◆ **What to do**:
Whenever a line in the entries below contains "Podsumowanie", copy that line.

◆ **Supplied material**:
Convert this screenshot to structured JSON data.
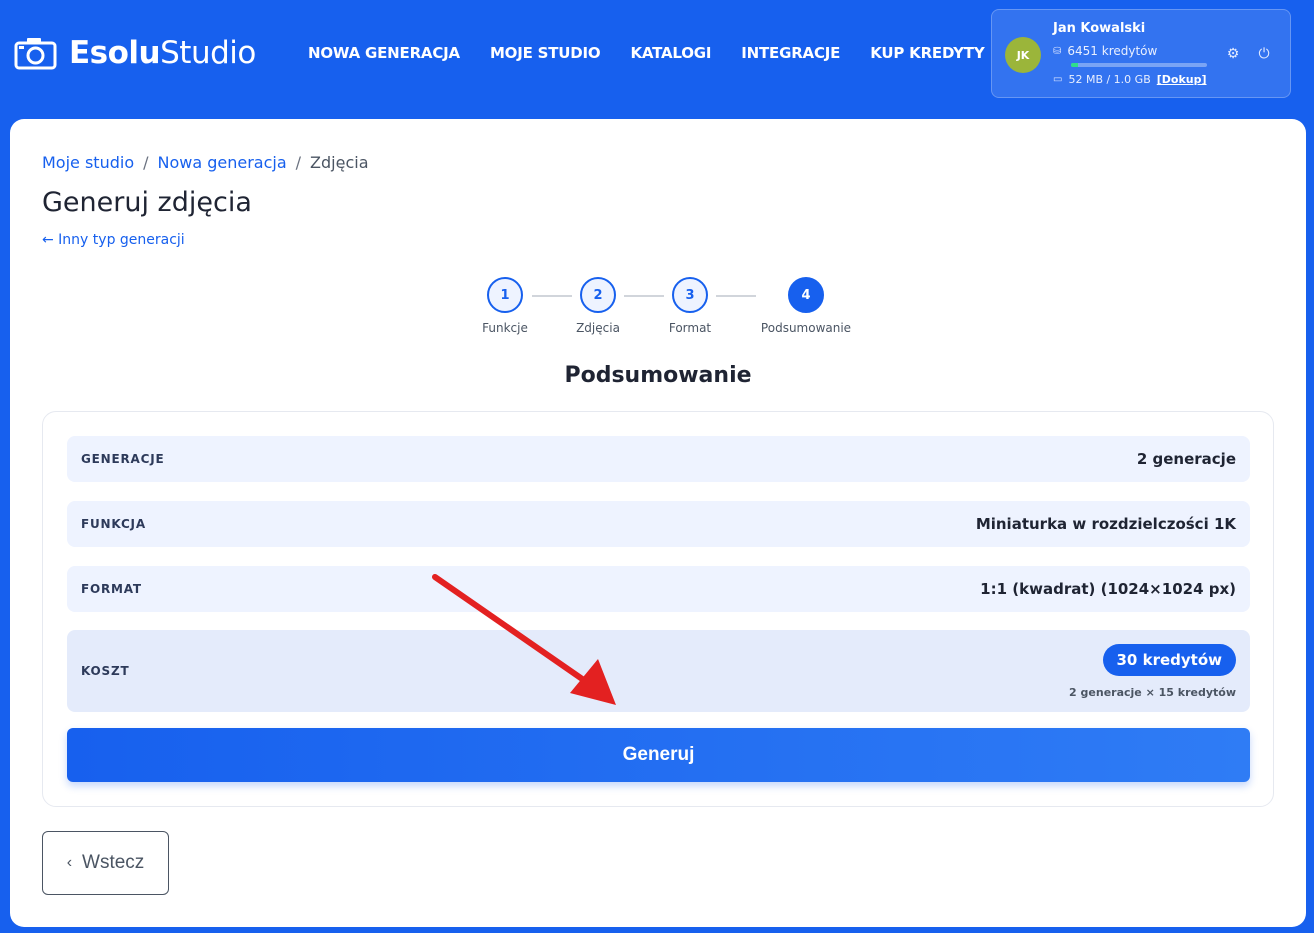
{
  "brand": {
    "bold": "Esolu",
    "light": "Studio"
  },
  "nav": [
    "NOWA GENERACJA",
    "MOJE STUDIO",
    "KATALOGI",
    "INTEGRACJE",
    "KUP KREDYTY"
  ],
  "user": {
    "initials": "JK",
    "name": "Jan Kowalski",
    "credits": "6451 kredytów",
    "storage": "52 MB / 1.0 GB",
    "storage_used_fraction": 0.05,
    "topup_label": "[Dokup]",
    "avatar_color": "#9bb53a"
  },
  "breadcrumb": [
    "Moje studio",
    "Nowa generacja",
    "Zdjęcia"
  ],
  "page_title": "Generuj zdjęcia",
  "back_link": "← Inny typ generacji",
  "steps": [
    {
      "number": "1",
      "label": "Funkcje"
    },
    {
      "number": "2",
      "label": "Zdjęcia"
    },
    {
      "number": "3",
      "label": "Format"
    },
    {
      "number": "4",
      "label": "Podsumowanie"
    }
  ],
  "summary": {
    "title": "Podsumowanie",
    "rows": [
      {
        "key": "GENERACJE",
        "value": "2 generacje"
      },
      {
        "key": "FUNKCJA",
        "value": "Miniaturka w rozdzielczości 1K"
      },
      {
        "key": "FORMAT",
        "value": "1:1 (kwadrat) (1024×1024 px)"
      }
    ],
    "cost": {
      "key": "KOSZT",
      "value": "30 kredytów",
      "note": "2 generacje × 15 kredytów"
    }
  },
  "generate_button": "Generuj",
  "back_button": "Wstecz",
  "colors": {
    "primary": "#1760ee",
    "row_bg": "#eef3ff",
    "arrow": "#e32121"
  }
}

◆ **Answer for the task**:
      "label": "Podsumowanie"
    "title": "Podsumowanie",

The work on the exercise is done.